*DIRECTIONS:* Pull every line with the word "icon" out of the entries below.

■ ■ ■ ■ ■ ■ ■

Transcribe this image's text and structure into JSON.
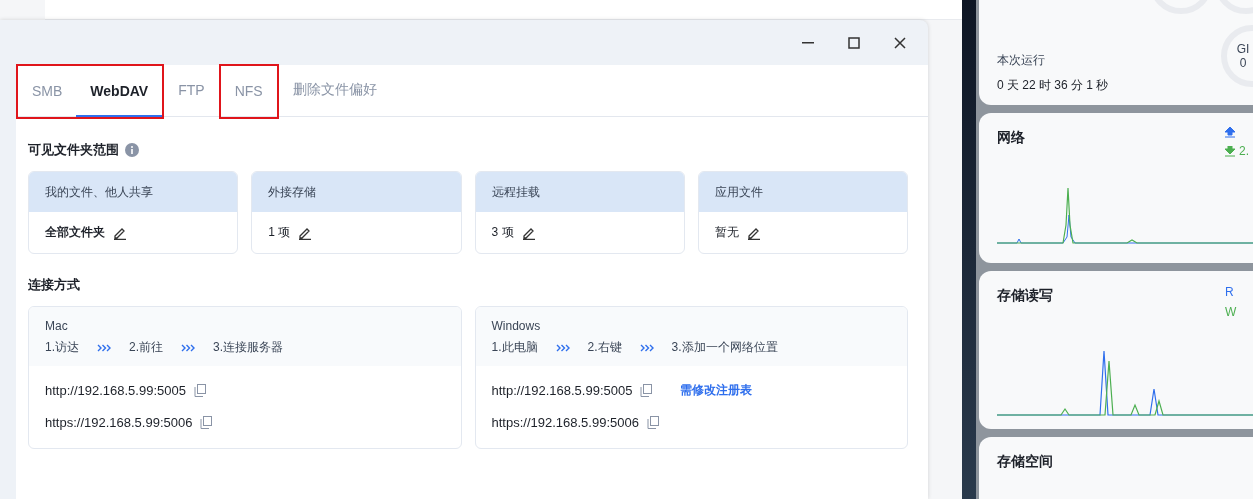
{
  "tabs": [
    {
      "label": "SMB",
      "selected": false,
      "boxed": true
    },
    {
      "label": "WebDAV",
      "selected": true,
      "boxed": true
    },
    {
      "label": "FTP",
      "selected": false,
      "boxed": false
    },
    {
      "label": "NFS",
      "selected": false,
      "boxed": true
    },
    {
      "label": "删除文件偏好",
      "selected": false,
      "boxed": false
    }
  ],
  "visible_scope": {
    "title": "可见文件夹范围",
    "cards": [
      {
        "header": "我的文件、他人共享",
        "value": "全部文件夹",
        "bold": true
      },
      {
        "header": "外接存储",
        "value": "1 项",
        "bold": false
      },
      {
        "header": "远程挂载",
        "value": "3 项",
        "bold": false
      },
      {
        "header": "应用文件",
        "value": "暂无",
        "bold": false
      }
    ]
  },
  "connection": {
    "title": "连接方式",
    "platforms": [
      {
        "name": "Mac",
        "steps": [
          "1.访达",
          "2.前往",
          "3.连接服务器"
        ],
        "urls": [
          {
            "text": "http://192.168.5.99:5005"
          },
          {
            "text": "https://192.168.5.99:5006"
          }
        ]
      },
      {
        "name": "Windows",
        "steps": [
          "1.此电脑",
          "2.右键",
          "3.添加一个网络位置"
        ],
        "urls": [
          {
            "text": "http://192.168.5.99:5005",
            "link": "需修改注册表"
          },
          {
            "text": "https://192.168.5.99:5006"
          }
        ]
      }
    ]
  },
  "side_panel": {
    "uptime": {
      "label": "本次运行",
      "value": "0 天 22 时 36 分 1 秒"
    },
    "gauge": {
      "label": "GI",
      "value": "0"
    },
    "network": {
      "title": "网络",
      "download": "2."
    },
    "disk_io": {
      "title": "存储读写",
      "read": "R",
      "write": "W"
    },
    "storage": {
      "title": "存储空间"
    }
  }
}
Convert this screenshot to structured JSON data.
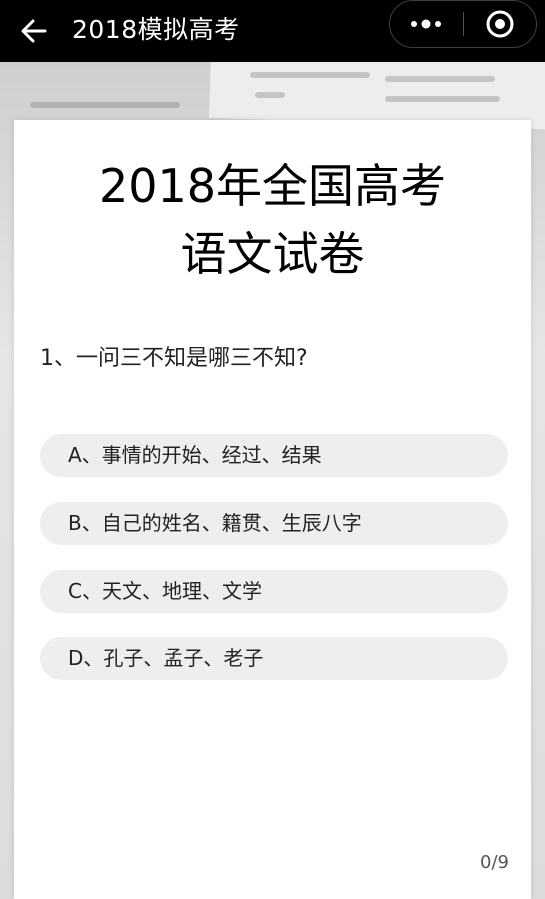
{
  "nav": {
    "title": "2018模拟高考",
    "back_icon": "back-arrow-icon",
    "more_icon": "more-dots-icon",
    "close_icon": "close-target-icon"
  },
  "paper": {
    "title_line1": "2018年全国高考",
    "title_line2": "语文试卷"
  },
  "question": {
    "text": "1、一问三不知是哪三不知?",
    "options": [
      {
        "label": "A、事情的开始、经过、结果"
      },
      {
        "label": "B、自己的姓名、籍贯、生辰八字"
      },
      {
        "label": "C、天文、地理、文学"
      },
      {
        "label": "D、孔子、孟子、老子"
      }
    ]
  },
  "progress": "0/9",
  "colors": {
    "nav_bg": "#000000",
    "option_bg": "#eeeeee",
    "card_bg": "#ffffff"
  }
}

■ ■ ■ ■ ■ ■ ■

*SOLUTION TO THIS TASK:*
    "back_icon": "back-arrow-icon",
    "more_icon": "more-dots-icon",
    "close_icon": "close-target-icon"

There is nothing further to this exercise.